The taste of European food is just around the corner, thanks to two new restaurants in Inverness.
By JORGE SANCHEZ
© St. Petersburg Times, published July 21, 2000
Two new eateries in Inverness are offering diners a sumptuous taste of European foods, expanding the choice of ethnic foods available.
The Little German Inn, 105 Courthouse Square, and Eva's European Deli, about a mile away at 1111 Inverness Blvd. (Paragon Plaza at U.S. 41 S), both offer traditional European foods.
Tucked into one of the small business fronts at the Courthouse Square, the Little German Inn serves an impressive menu of traditional foods.

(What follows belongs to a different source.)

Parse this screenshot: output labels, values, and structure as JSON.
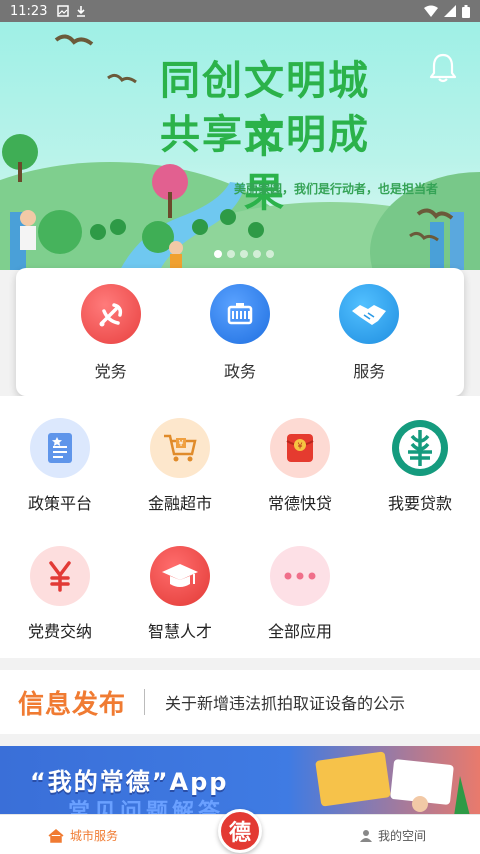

These are the same entrees one would expect to find in any family restaurant in Germany, with attention paid to details like obtaining bread from a German baker and meats cut by a German-style butcher.
The entrees include Jaegerschnitzel in Champignonsobe (breaded and sauteed pork loin with mushroom sauce, $8.95) and their version of wienerschniztel, a breaded and sauteed pork loin. The traditional wienerschnitzel uses veal, but owner Raymond Foehring said he switched to pork for several reasons.
First, Foehring said, veal is too expensive for the local market, and many people resist eating veal. But he will gladly prepare it with veal if someone requests it a day in advance.
The Little German Inn is enjoying a fine blush of early success. After many eateries have tried and failed at the spot, there is often a waiting line out the door and along the sidewalk.
That's because the customers have quickly learned to appreciate Foehring's skills in the kitchen. Raymond studied the old-fashioned way, by working as an intern in Germany for three years.
As one might expect, the menu leans heavily on beef and pork. Marinated steaks are served with just the marinade or with grilled onions. Marinated pork steaks are served with a tasty brown mushroom sauce or as chunks on a skewer. The traditional German names for the foods are listed on the menu, with "subtitles" in English. Prices range from $6.95 to $9.95.
With the Citrus County courthouse nearby, the Inn serves a quick lunch. That's because there's only one lunch special, which changes daily. It may be roast pork with noodles on a Monday, followed by goulash with noodles the next day and potato pancakes with applesauce later in the week. Lunch is served from 11 a.m. to 3 p.m. weekdays and is $5. Take-outs are also available.
The Little German Inn also serves German beer and coffee and a delicious Black Forest cake. The 32-seat eatery does not accept reservations. It does accept credit cards and is non-smoking. Call 860-1810.
The first impression of Europe one gets at Eva's Deli will probably be from Eva Kale as she speaks with her daughter in Hungarian. And they speak the language as superbly as they cook the food.
Eva's Deli is also getting a reputation for preparing high-quality European meals like Hungarian goulash, red cabbage salad, breaded pork chops and stuffed cabbage.
The deli carries the typical subs and grinders found in most other locales, but even the sandwich menu goes beyond the subs. The European Special sub carries four different sausages: Genoa, Polish, beer and Hungarian, plus proscuitto, peppers and German cheeses. The Cuban sandwich is also superb.
The deli also serves dinners, which are very popular take-outs. The menu lists Hungarian goulash, stuffed cabbage or chicken paprika, all $6.99. There is also a Budapest Special for two, which they call weiner shnichel, breaded pork chops and fried chicken livers. All dinners come with homemade spaetzles, which are small dumplings, red cabbage for sauerkraut and stuffed cabbage. The deli also sells hard-to-find Hungarian, Polish, German and Italian sausages, home-made and fresh baked European pastries and European pastas.
There is a $10 minimum for local deliveries, and dinner specials take one hour to prepare. Call 860-1219 or fax 860-0541.